Skip to Main Content / Passer au contenu
 

Resource Library

Above Image: A plant with an exposed view of its roots growing through soil © ThomasVogel, iStockphoto.com

What is it?

The Seeds of Knowledge learning strategy offers students a process to practice the skill of making connections by connecting their prior knowledge and learning experiences from previous grades to a new inquiry opportunity, such as the Tomatosphere™ Seed Investigation. 

Why use it?

  • To support the development of the skill of making connections
  • To help students access their prior knowledge that will support inquiry, such as the Tomatosphere™ Seed Investigation
  • To have students understand the importance and relevance of the their prior knowledge when learning new things
  • As a tool for assessing student prior knowledge

How do I use it?
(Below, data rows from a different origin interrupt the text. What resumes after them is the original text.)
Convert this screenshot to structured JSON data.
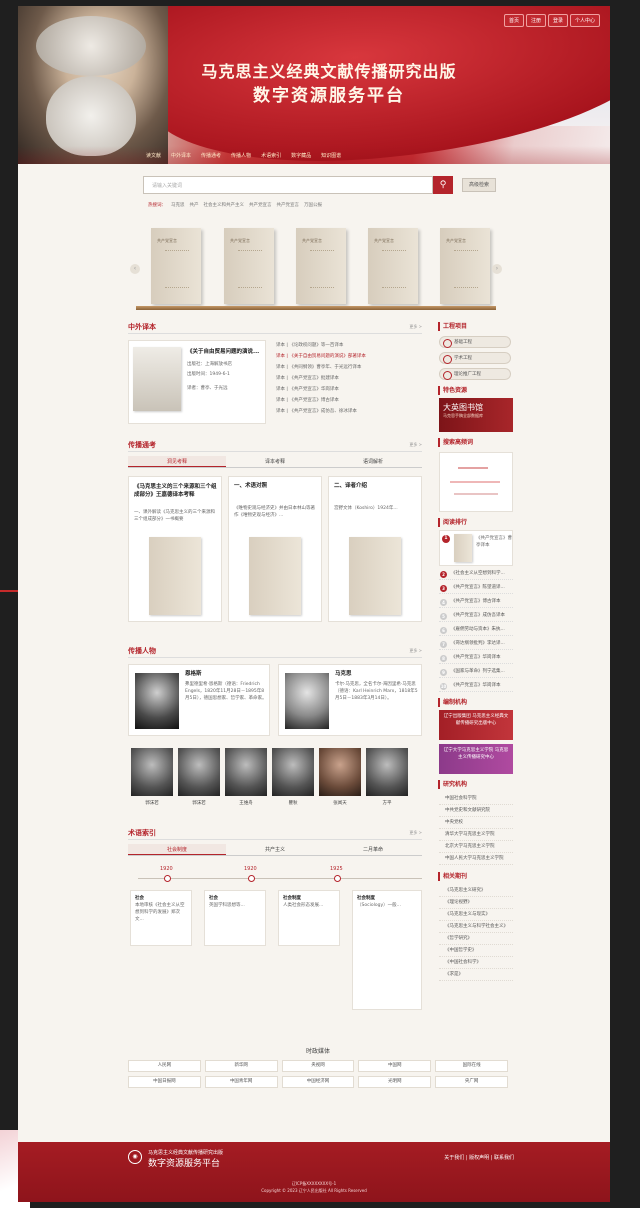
{
  "header": {
    "title_line1": "马克思主义经典文献传播研究出版",
    "title_line2": "数字资源服务平台",
    "topbar": [
      "首页",
      "注册",
      "登录",
      "个人中心"
    ]
  },
  "nav": [
    "读文献",
    "中外译本",
    "传播通考",
    "传播人物",
    "术语索引",
    "数字藏品",
    "知识图谱"
  ],
  "search": {
    "placeholder": "请输入关键词",
    "icon": "search-icon",
    "advanced_label": "高级检索",
    "hot": [
      "热搜词：",
      "马克思",
      "共产",
      "社会主义和共产主义",
      "共产党宣言",
      "共产党宣言",
      "万国公报"
    ]
  },
  "carousel": {
    "books": [
      "共产党宣言",
      "共产党宣言",
      "共产党宣言",
      "共产党宣言",
      "共产党宣言"
    ]
  },
  "translations": {
    "title": "中外译本",
    "more": "更多 >",
    "featured": {
      "title": "《关于自由贸易问题的演说...",
      "publisher": "出版社：上海解放书店",
      "date": "出版时间：1949-6-1",
      "translator": "译者：曹亭、于光远"
    },
    "list": [
      "译本 | 《论政权问题》等一百译本",
      "译本 | 《关于自由贸易问题的演说》部著译本",
      "译本 | 《共同纲领》曹亭年、于光远行译本",
      "译本 | 《共产党宣言》批建译本",
      "译本 | 《共产党宣言》华岗译本",
      "译本 | 《共产党宣言》博古译本",
      "译本 | 《共产党宣言》成仿吾、徐冰译本"
    ]
  },
  "spread": {
    "title": "传播通考",
    "more": "更多 >",
    "tabs": [
      "洞见考释",
      "译本考释",
      "语词解析"
    ],
    "cards": [
      {
        "title": "《马克思主义的三个来源和三个组成部分》王嘉德译本考释",
        "text": "一、课外解读《马克思主义的三个来源和三个组成部分》一书概要"
      },
      {
        "title": "一、术语对照",
        "text": "《唯物史观与经济史》并由日本林山等著作《唯物史观与经济》..."
      },
      {
        "title": "二、译者介绍",
        "text": "宫野文体（Koshiro）1924年..."
      }
    ]
  },
  "people": {
    "title": "传播人物",
    "more": "更多 >",
    "main": [
      {
        "name": "恩格斯",
        "text": "弗里德里希·恩格斯（德语：Friedrich Engels，1820年11月28日－1895年8月5日），德国思想家、哲学家、革命家。"
      },
      {
        "name": "马克思",
        "text": "卡尔·马克思，全名卡尔·海因里希·马克思（德语：Karl Heinrich Marx，1818年5月5日－1883年3月14日）。"
      }
    ],
    "row": [
      "郭沫若",
      "郭沫若",
      "王维舟",
      "瞿秋",
      "张闻天",
      "方平"
    ]
  },
  "terms": {
    "title": "术语索引",
    "more": "更多 >",
    "tabs": [
      "社会制度",
      "共产主义",
      "二月革命"
    ],
    "years": [
      "1920",
      "1920",
      "1925"
    ],
    "cards": [
      {
        "title": "社会",
        "text": "本地审核《社会主义从空想到科学的发展》郑次文..."
      },
      {
        "title": "社会",
        "text": "英国学科思想等..."
      },
      {
        "title": "社会制度",
        "text": "人类社会形态发展..."
      },
      {
        "title": "社会制度",
        "text": "（Sociology）一般..."
      }
    ]
  },
  "sidebar": {
    "projects_title": "工程项目",
    "projects": [
      "基础工程",
      "学术工程",
      "理论推广工程"
    ],
    "special_title": "特色资源",
    "special_banner": "大英图书馆",
    "special_sub": "马克思手稿全部数据库",
    "search_title": "搜索高频词",
    "rank_title": "阅读排行",
    "rank": [
      "《共产党宣言》曹亭译本",
      "《社会主义从空想到科学...",
      "《共产党宣言》陈望道译...",
      "《共产党宣言》博古译本",
      "《共产党宣言》成仿吾译本",
      "《雇佣劳动与资本》朱执...",
      "《哥达纲领批判》李达译...",
      "《共产党宣言》华岗译本",
      "《国家与革命》列宁选集...",
      "《共产党宣言》华岗译本"
    ],
    "org_title": "编制机构",
    "org_banner": "辽宁出版集团 马克思主义经典文献传播研究出版中心",
    "org_banner2": "辽宁大学马克思主义学院 马克思主义传播研究中心",
    "research_title": "研究机构",
    "research": [
      "中国社会科学院",
      "中共党史和文献研究院",
      "中央党校",
      "清华大学马克思主义学院",
      "北京大学马克思主义学院",
      "中国人民大学马克思主义学院"
    ],
    "journals_title": "相关期刊",
    "journals": [
      "《马克思主义研究》",
      "《理论视野》",
      "《马克思主义与现实》",
      "《马克思主义与科学社会主义》",
      "《哲学研究》",
      "《中国哲学史》",
      "《中国社会科学》",
      "《求是》"
    ]
  },
  "media": {
    "title": "时政媒体",
    "items": [
      "人民网",
      "新华网",
      "央视网",
      "中国网",
      "国际在线",
      "中国日报网",
      "中国青年网",
      "中国经济网",
      "光明网",
      "央广网"
    ]
  },
  "footer": {
    "org": "马克思主义经典文献传播研究出版",
    "platform": "数字资源服务平台",
    "links": "关于我们 | 版权声明 | 联系我们",
    "icp": "辽ICP备XXXXXXXX号-1",
    "copyright": "Copyright © 2023 辽宁人民出版社 All Rights Reserved"
  },
  "colors": {
    "accent": "#b4242b",
    "background": "#f7f4ef"
  }
}
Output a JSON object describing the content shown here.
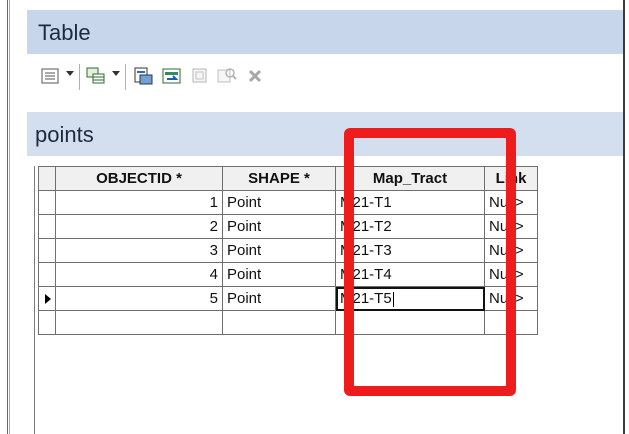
{
  "window": {
    "title": "Table"
  },
  "table": {
    "name": "points"
  },
  "toolbar": {
    "buttons": [
      "table-options-icon",
      "related-tables-icon",
      "select-by-attributes-icon",
      "switch-selection-icon",
      "clear-selection-icon",
      "zoom-to-selected-icon",
      "delete-selected-icon"
    ]
  },
  "grid": {
    "columns": [
      "OBJECTID *",
      "SHAPE *",
      "Map_Tract",
      "Link"
    ],
    "rows": [
      {
        "objectid": "1",
        "shape": "Point",
        "map_tract": "M21-T1",
        "link": "Null>"
      },
      {
        "objectid": "2",
        "shape": "Point",
        "map_tract": "M21-T2",
        "link": "Null>"
      },
      {
        "objectid": "3",
        "shape": "Point",
        "map_tract": "M21-T3",
        "link": "Null>"
      },
      {
        "objectid": "4",
        "shape": "Point",
        "map_tract": "M21-T4",
        "link": "Null>"
      },
      {
        "objectid": "5",
        "shape": "Point",
        "map_tract": "M21-T5",
        "link": "Null>"
      }
    ],
    "current_row": 5
  },
  "colors": {
    "annotation": "#ee1c1c",
    "title_bar": "#c7d6ea",
    "header_bar": "#d3dfef"
  }
}
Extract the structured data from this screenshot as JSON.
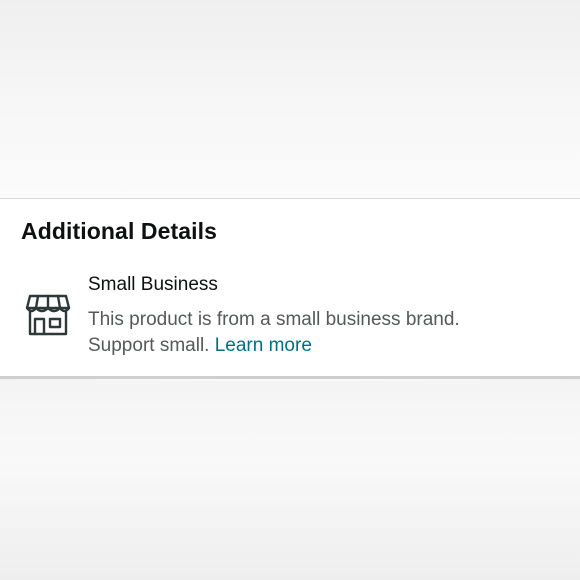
{
  "section": {
    "title": "Additional Details"
  },
  "feature": {
    "icon": "storefront-icon",
    "name": "Small Business",
    "description_line1": "This product is from a small business brand.",
    "description_line2": "Support small.",
    "link_label": "Learn more"
  },
  "colors": {
    "title": "#0f1111",
    "body_text": "#565959",
    "link": "#007185"
  }
}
  • Implement this strategy prior to introducing a new concept, topic, inquiry process or learning unit to your students.
  • Start by introducing the new topic to your students and outline in general what they will be learning about or doing in order to learn.
  • If introducing the Tomatosphere™ Seed Investigation, you may want to start your introduction of the topic with the Tomatosphere scenario and a brief introduction to the Seed Investigation.
  • Organize the class into small groups of 2-3 students.
  • Print enough copies of the template to provide each group of students with one copy of the Seeds of Knowledge Template.
  • As a class, discuss the new topic you are introducing and have students identify the topics they are going to learn about and/or the skills they will have to develop or use for conducting an inquiry. It would be helpful to list these new topics, ideas, concepts or skills on the black board or chart paper so the students can refer to them.
  • Using the template, first have student groups fill in the section at the bottom of the page with the lead in sentence, “In Grade _____these seeds of knowledge can help me learn about ….”. (new topic(s), e.g. growing tomato plants, plant life cycles, conducting experiments with plants, etc.)
  • Next, have the students in their small groups, discuss and recall what they have studied and learned in the past three grades that relate to the new topic (e.g., in grade 3 we studied parts of plants and soils).
  • Have students fill in the remainder of the prompts on the template based on their discussions.
  • If students are finding it challenging to recall the topics and concepts they learned in previous grades, pose scaffolding questions to help them remember and prompt thinking. Do not forget to remind/prompt students to think about the skills they have learned in mathematics (numeration and data management skills), technology challenges and in previous inquiries and/or experiments. Many skills are integral to the process of inquiry.
  • Examples of scaffolding questions include:
    • Do you remember learning about … living things? Needs of living things? Need of plants?
    • When did you learn about … types of soil? Is that topic related to … plants? …space?
    • What have you learned about the topic of _____ (e.g., matter, states of matter, weather, habitats, ecosystems, sources of light, etc.), that has connections to this inquiry topic (e.g. growing plants for food in space)?
    • Have you learned about how people use natural materials, like plants?
    • What skills have you used in mathematics, language arts, information technology, geography, etc., that could help with this inquiry?
    • Have you ever had to collect or examine survey data before?
    • What other inquiries/experiments have you done in previous grades? What skills did you use that will help you in this new inquiry?

Tips for success

  • Use the scaffolding questions provided to help your students remember what they studied in previous grades and in different subject areas. This may be a difficult task for some students and students may not have had the same learning experiences.
  • Use this strategy as an opportunity to assess your students’ prior knowledge.

Variations

  • Conduct the Seeds of Knowledge as whole class brainstorming session.
  • Compile all the points generated by groups on chart paper and post them in the classroom.
  • Customize and edit the existing template in the Tools and Templates section to differentiate for grade level, inquiry topics, interests and abilities of students.

Tools and Templates